30:21 Walking in the way is reminiscent of the language of Ps 1 and Proverbs. There are two ways—a crooked path that represents an evil life heading toward death and the straight path of godliness that leads to life.

30:22 The spiritual transformation of the people of God involves moving toward the true God and away from false gods. Menstrual cloths were especially impure because a woman was considered unclean during her menstrual period (Lv 15:19-24).

30:23-24 Based on the lists of covenant blessings found in places like Dt 28, God will grant agricultural prosperity to his restored people. While they had nothing but bread and water (Is 30:20) during their oppression, they would have large quantities of food in the future. Even the oxen and donkeys would have plenty of good food.

30:25 Israel’s prosperity was normally tenuous because of limited water supplies. Here the picture is of overflowing waters. The reference to the great slaughter and the fall of towers is probably a reference to the downfall of their oppressors.

30:26 Not only will there be abundant food and water, but light as well. Light represents what is good and godly.

30:27-33 The pronouncement in these verses describes God’s appearance as a judging warrior. The object of his wrath is not revealed until v. 31 where Assyria, the oppressor of God’s people, is named.

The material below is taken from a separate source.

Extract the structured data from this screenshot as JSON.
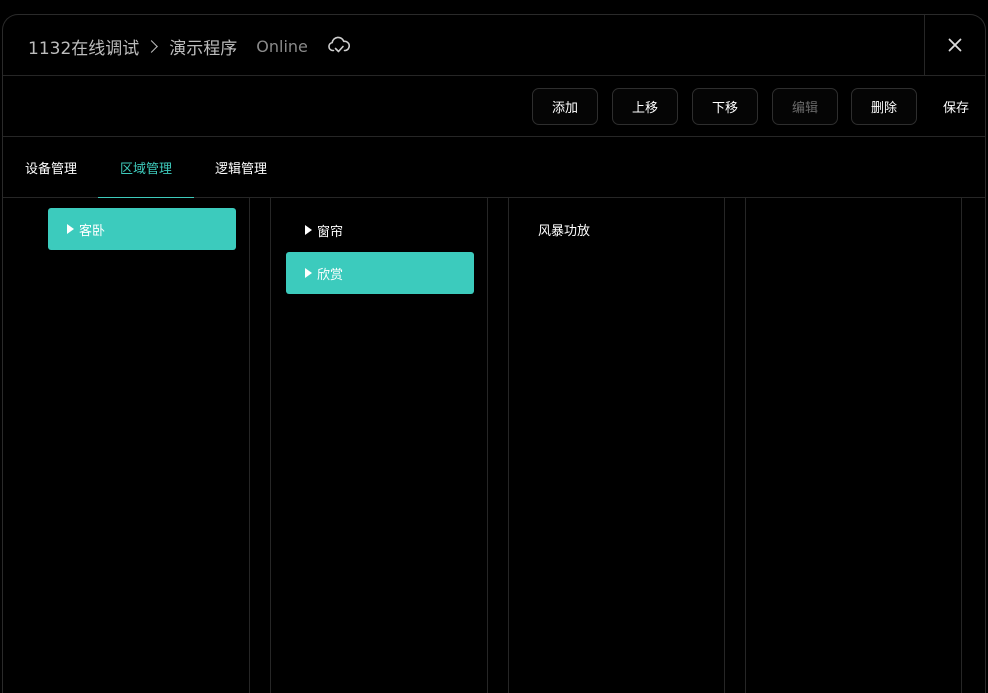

30:27-28 God’s anger is described in human terms as if he had lips . . . tongue . . . breath, and neck. He is hot with anger. He will take the wayward nations and bridle them as if they were a donkey or horse. Then he will guide them in the way he wants them to go.

30:29 The scene shifts to the people of God who will celebrate this act of God. The judgment of their enemies is a cause for rejoicing. They will praise God as if it were a holy festival like Passover or the Festival of Shelters. The mountain of the Lord refers to Zion where God (their Rock, a title that signifies shelter and protection) will make his presence known.

30:30 God often uses weather as his weapon against the objects of his anger (see 28:21).

30:31 The voice of the Lord is powerful (Ps 29). Assyria, the region’s superpower, will be punished.

30:32 The blows of weapons are compared to the beating of tambourines. Babylon was the appointed staff of God to bring down Assyria in the late seventh century BC.

30:33 Topheth was located in the Valley of Ben Hinnom (Jr 7:30-34). This valley was immediately south and west of Jerusalem. At times it functioned as a garbage heap for the city. In Greek, this valley was known as Gehenna, which became associated with hell. We do not know for certain what the word Topheth means or where it came from, but we do know that King Josiah had desecrated this place earlier during his religious reforms (2Kg 23:10-11). It had been a place where the foreign god Molech was worshiped. Jeremiah said it epitomized the sin and guilt of the people (Jr 7:30-32; 19:6-13). God explicitly had forbidden human sacrifice as well as the worship of Molech (Lv 18:21; Dt 12:31; 18:10; see also Is 57:5,9; Jr 19:5; 32:35; Ezk 16:20-21; 20:25-26,31; 23:37,39). Here though it is being used for a good purpose—the burning of the body of the king of Assyria after his defeat.